Mitchell tried to remain optimistic regarding the prospects for peace in the Middle East, and frequently repeated the story about his tenure as peace negotiator for Northern Ireland, where he experienced “700 days of failure and one day of success.” But as his 700th day as Middle East envoy passed, frustration among Mitchell and his team members was evident and on the rise. According to activists involved in the process, Mitchell expressed this frustration in private talks, and for the past several months, observers in Washington speculated that his days as special envoy were coming to an end. Several of Mitchell’s key staffers moved on earlier, including Mara Rudman, Mitchell’s chief of staff, who took a position with the U.S. Agency for International Development.
Mitchell’s sense of frustration stemmed not just from his difficulties lty in getting the governments of Benjamin Netanyahu and Mahmoud Abbas to move toward a final status agreement, but also from infighting within the administration.

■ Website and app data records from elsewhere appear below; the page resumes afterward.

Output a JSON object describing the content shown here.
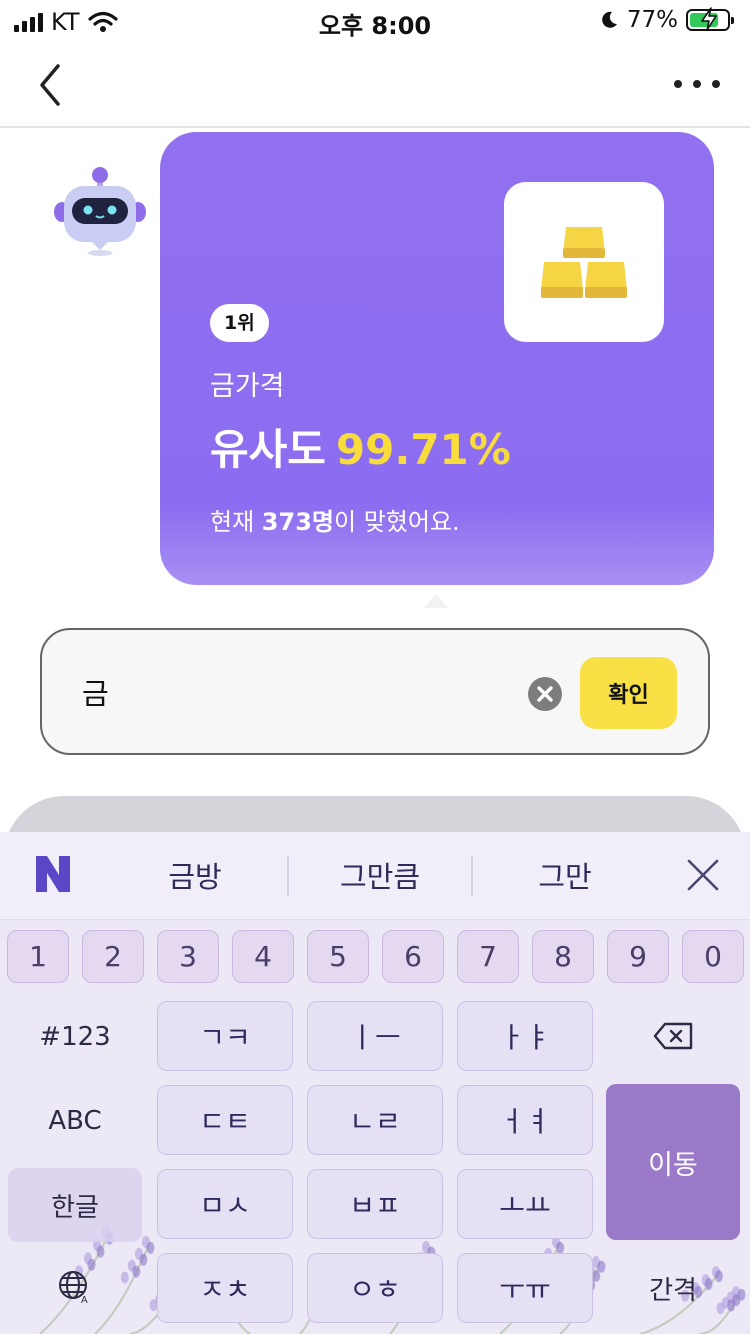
{
  "status_bar": {
    "carrier": "KT",
    "time": "오후 8:00",
    "battery": "77%",
    "battery_level": 0.77
  },
  "nav": {
    "back_icon": "chevron-left-icon",
    "more_icon": "more-horizontal-icon"
  },
  "card": {
    "image_icon": "gold-bars-icon",
    "rank": "1위",
    "label": "금가격",
    "similarity_label": "유사도",
    "similarity_value": "99.71%",
    "count_prefix": "현재 ",
    "count": "373명",
    "count_suffix": "이 맞혔어요."
  },
  "input": {
    "value": "금",
    "confirm_label": "확인"
  },
  "keyboard": {
    "suggestions": [
      "금방",
      "그만큼",
      "그만"
    ],
    "numbers": [
      "1",
      "2",
      "3",
      "4",
      "5",
      "6",
      "7",
      "8",
      "9",
      "0"
    ],
    "left_keys": {
      "sym": "#123",
      "abc": "ABC",
      "hangul": "한글"
    },
    "letter_keys": [
      "ㄱㅋ",
      "ㅣㅡ",
      "ㅏㅑ",
      "ㄷㅌ",
      "ㄴㄹ",
      "ㅓㅕ",
      "ㅁㅅ",
      "ㅂㅍ",
      "ㅗㅛ",
      "ㅈㅊ",
      "ㅇㅎ",
      "ㅜㅠ"
    ],
    "move_label": "이동",
    "space_label": "간격",
    "accent": "#9a7ac8"
  }
}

Mitchell, as reported in the Forward was irritated by the increasing role President Obama’s senior adviser Dennis Ross began to play in the peace process. Ross’s portfolio, which originally centered on Iran, was increased to include security ties with Israel. Ross later took on peace process related negotiations with the Netanyahu government and was dispatched to the region several times on behalf of President Obama.
Mitchell, at the same time, reduced his travels to the Middle East and met less frequently with regional players.

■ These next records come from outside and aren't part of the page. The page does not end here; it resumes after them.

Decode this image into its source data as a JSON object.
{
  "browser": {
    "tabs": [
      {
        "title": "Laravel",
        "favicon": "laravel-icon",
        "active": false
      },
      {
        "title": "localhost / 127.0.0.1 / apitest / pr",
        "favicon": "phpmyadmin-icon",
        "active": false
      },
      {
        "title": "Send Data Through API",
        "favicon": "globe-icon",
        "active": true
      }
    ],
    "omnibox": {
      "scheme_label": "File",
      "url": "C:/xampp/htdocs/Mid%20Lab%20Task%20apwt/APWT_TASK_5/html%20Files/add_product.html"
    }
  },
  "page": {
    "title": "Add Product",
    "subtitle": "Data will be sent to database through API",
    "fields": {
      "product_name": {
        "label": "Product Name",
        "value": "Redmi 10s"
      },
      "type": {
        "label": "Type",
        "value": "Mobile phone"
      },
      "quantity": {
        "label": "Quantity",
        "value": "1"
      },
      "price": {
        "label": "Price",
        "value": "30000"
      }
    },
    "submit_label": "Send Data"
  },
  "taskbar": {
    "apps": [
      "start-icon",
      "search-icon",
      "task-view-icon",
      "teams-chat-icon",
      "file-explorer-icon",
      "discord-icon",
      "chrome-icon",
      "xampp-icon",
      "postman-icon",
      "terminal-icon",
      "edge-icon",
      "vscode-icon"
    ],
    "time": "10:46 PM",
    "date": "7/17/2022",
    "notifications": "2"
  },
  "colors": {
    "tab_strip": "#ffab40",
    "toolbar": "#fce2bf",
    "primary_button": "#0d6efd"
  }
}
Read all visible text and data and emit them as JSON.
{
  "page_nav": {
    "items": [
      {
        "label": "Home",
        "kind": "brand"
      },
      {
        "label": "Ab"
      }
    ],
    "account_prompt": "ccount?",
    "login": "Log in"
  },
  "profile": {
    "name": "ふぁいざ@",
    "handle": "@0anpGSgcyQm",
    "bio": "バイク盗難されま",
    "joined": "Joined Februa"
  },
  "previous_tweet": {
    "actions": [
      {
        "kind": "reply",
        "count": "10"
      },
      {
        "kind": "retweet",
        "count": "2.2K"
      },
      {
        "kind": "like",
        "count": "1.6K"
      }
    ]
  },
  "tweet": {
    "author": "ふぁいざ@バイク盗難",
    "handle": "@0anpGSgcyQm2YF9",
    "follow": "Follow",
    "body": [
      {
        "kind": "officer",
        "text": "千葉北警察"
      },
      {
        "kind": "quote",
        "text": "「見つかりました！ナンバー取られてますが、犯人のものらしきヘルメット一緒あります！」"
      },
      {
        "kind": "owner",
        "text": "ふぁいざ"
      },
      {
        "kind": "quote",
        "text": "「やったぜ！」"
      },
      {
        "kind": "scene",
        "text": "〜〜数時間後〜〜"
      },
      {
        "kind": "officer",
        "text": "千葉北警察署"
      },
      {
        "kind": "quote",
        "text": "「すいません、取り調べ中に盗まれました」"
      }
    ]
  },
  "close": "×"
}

Mitchell’s the appointment as Obama’s special Middle East envoy came after a long and successful political career. As a Democratic Senator representing his home state of Maine, Mitchell rose through the ranks to become Senate majority leader in 1989. After leaving the Senate he maintained a high public profile as the Clinton administration’s special envoy for Northern Ireland. Mitchell later headed the federal government’s inquiry commission into the use of steroids in professional baseball. Mitchell also served as chairman of Disney and remained active in a private law firm.
Speaking last May at a fundraiser for the Jewish Primary Day School in Washington, Mitchell recalled that after being offered the position of Middle East envoy, he called 10 of his friends to seek advice. The reply of the first six, he said, was “are you crazy?” Mitchell also told the audience of a promise he made to his wife, who was worried that he’d forgotten his five-year involvement in Ireland. Mitchell promised it wouldn’t take him so long this time. “So I told all the leaders of the Middle East, this cannot take five years.”

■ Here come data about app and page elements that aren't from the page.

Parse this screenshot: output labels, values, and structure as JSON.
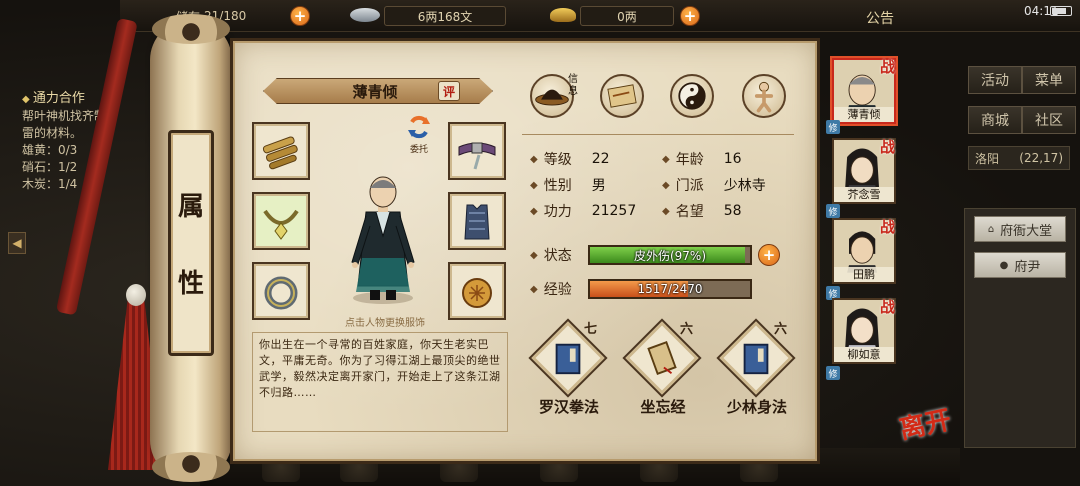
{
  "topbar": {
    "capacity_label": "储存",
    "capacity": "21/180",
    "silver": "6两168文",
    "gold": "0两",
    "announcement": "公告"
  },
  "statusbar": {
    "time": "04:11"
  },
  "quest": {
    "title": "通力合作",
    "lines": [
      "帮叶神机找齐制",
      "雷的材料。",
      "雄黄：0/3",
      "硝石：1/2",
      "木炭：1/4"
    ]
  },
  "scroll": {
    "char1": "属",
    "char2": "性"
  },
  "character": {
    "name": "薄青倾",
    "eval_label": "评",
    "entrust_label": "委托",
    "portrait_hint": "点击人物更换服饰",
    "bio": "你出生在一个寻常的百姓家庭，你天生老实巴文，平庸无奇。你为了习得江湖上最顶尖的绝世武学，毅然决定离开家门，开始走上了这条江湖不归路……"
  },
  "top_icons": [
    {
      "name": "info-hat-icon",
      "tag": "信息"
    },
    {
      "name": "map-icon"
    },
    {
      "name": "bagua-icon"
    },
    {
      "name": "meridian-icon"
    }
  ],
  "stats": {
    "level_label": "等级",
    "level": "22",
    "age_label": "年龄",
    "age": "16",
    "gender_label": "性别",
    "gender": "男",
    "sect_label": "门派",
    "sect": "少林寺",
    "power_label": "功力",
    "power": "21257",
    "fame_label": "名望",
    "fame": "58",
    "status_label": "状态",
    "status_text": "皮外伤(97%)",
    "status_fraction": 0.97,
    "exp_label": "经验",
    "exp_text": "1517/2470",
    "exp_fraction": 0.614
  },
  "skills": [
    {
      "rank": "七",
      "name": "罗汉拳法",
      "icon": "manual-book-icon"
    },
    {
      "rank": "六",
      "name": "坐忘经",
      "icon": "scroll-icon"
    },
    {
      "rank": "六",
      "name": "少林身法",
      "icon": "manual-book-icon"
    }
  ],
  "party": [
    {
      "name": "薄青倾",
      "mark": "战",
      "xiu": "修",
      "selected": true
    },
    {
      "name": "芥念雪",
      "mark": "战",
      "xiu": "修"
    },
    {
      "name": "田鹏",
      "mark": "战",
      "xiu": "修"
    },
    {
      "name": "柳如意",
      "mark": "战",
      "xiu": "修"
    }
  ],
  "right_menu": {
    "activity": "活动",
    "menu": "菜单",
    "shop": "商城",
    "community": "社区",
    "location": "洛阳",
    "coords": "(22,17)",
    "building1": "府衙大堂",
    "building2": "府尹"
  },
  "leave_label": "离开",
  "colors": {
    "parchment": "#e8dcc0",
    "hp_bar": "#4fa82a",
    "exp_bar": "#e46a1a",
    "battle_red": "#c8281c"
  }
}
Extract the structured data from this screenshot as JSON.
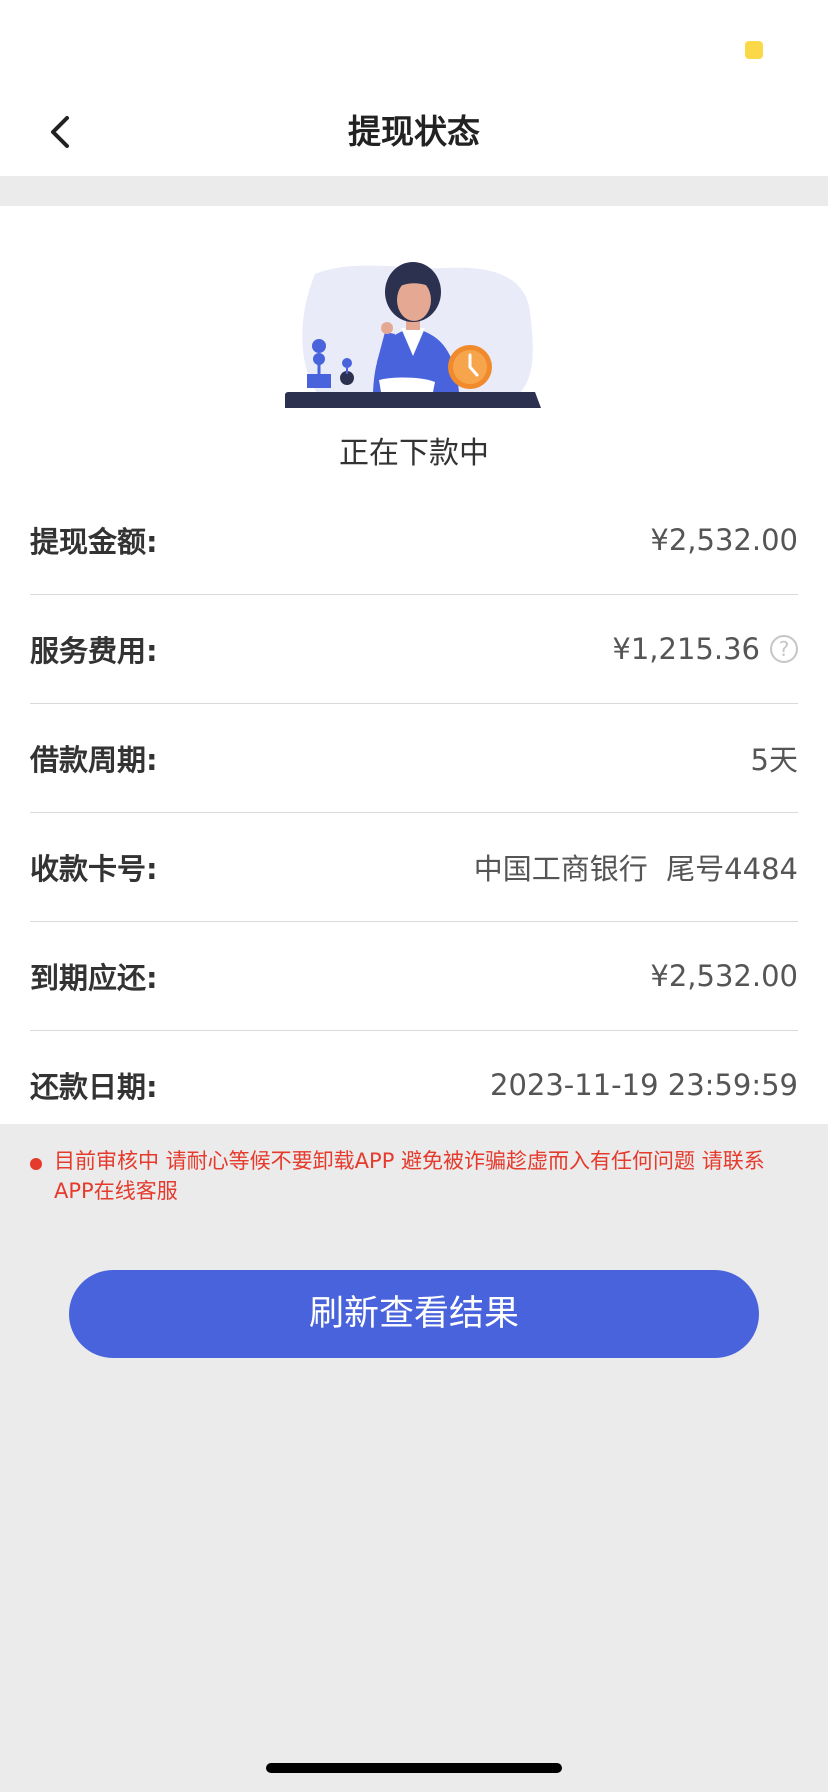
{
  "colors": {
    "accent": "#4963dd",
    "warning": "#e53a2c",
    "status_dot": "#fbd847"
  },
  "header": {
    "title": "提现状态",
    "back_icon": "chevron-left-icon"
  },
  "status": {
    "text": "正在下款中",
    "illustration": "woman-waiting-clock"
  },
  "details": [
    {
      "label": "提现金额:",
      "value": "¥2,532.00"
    },
    {
      "label": "服务费用:",
      "value": "¥1,215.36",
      "help_icon": "?"
    },
    {
      "label": "借款周期:",
      "value": "5天"
    },
    {
      "label": "收款卡号:",
      "value": "中国工商银行  尾号4484"
    },
    {
      "label": "到期应还:",
      "value": "¥2,532.00"
    },
    {
      "label": "还款日期:",
      "value": "2023-11-19 23:59:59"
    }
  ],
  "notice": {
    "text": "目前审核中 请耐心等候不要卸载APP 避免被诈骗趁虚而入有任何问题 请联系APP在线客服"
  },
  "actions": {
    "refresh_label": "刷新查看结果"
  }
}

In his resignation letter to Obama, Mitchell said his intention was to serve only for two years. “I strongly support your vision of comprehensive peace in the Middle East and thank you for giving me the opportunity to be part of your administration,” Mitchell wrote.
Secretary of State Hillary Clinton announced that David Hale, the deputy Middle East envoy, will temporarily replace Mitchell.
Contact Nathan Guttman at email@example.com